STAT 517 - (3) (E)
Applied Time Series
Prerequisite: MATH 312 or 510 or permission of instructor
Development of basic time series models in both the time domain (ARMA models) and the frequency domain (spectral models). Emphasis is on application to real data sets.

STAT 518 - (3) (Y)
Numerical Methods in Statistics
Prerequisite: MATH 351 and knowledge of a programming language suitable for scientific computation, or permission of instructor
Selected topics in linear algebra and related numerical algorithms of special importance in statistics: linear least squares, eigenvalues and eigenvectors, QR decomposition, singular value decomposition, generalized inverses.

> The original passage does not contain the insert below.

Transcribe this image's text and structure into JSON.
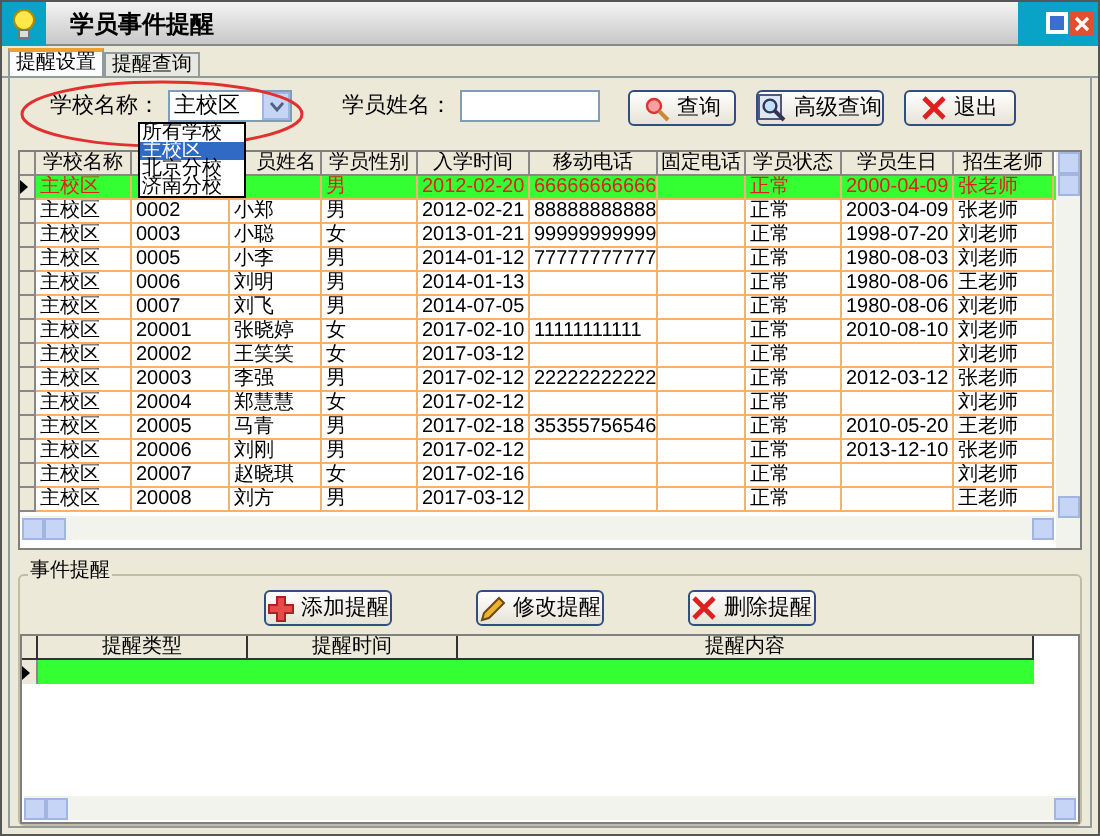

STAT 519 - (3) (Y)
Introduction to Mathematical Statistics
Prerequisite: MATH 312 or 510 or permission of instructor
Covers the fundamentals of statistical distribution theory, moments, transformations of random variables, point estimation, hypothesis testing, confidence regions.

STAT 599 - (3) (IR)
Special Topics in Statistics
Prerequisite: Permission of instructor
A study of topics in statistics that are not part of the regular course offerings.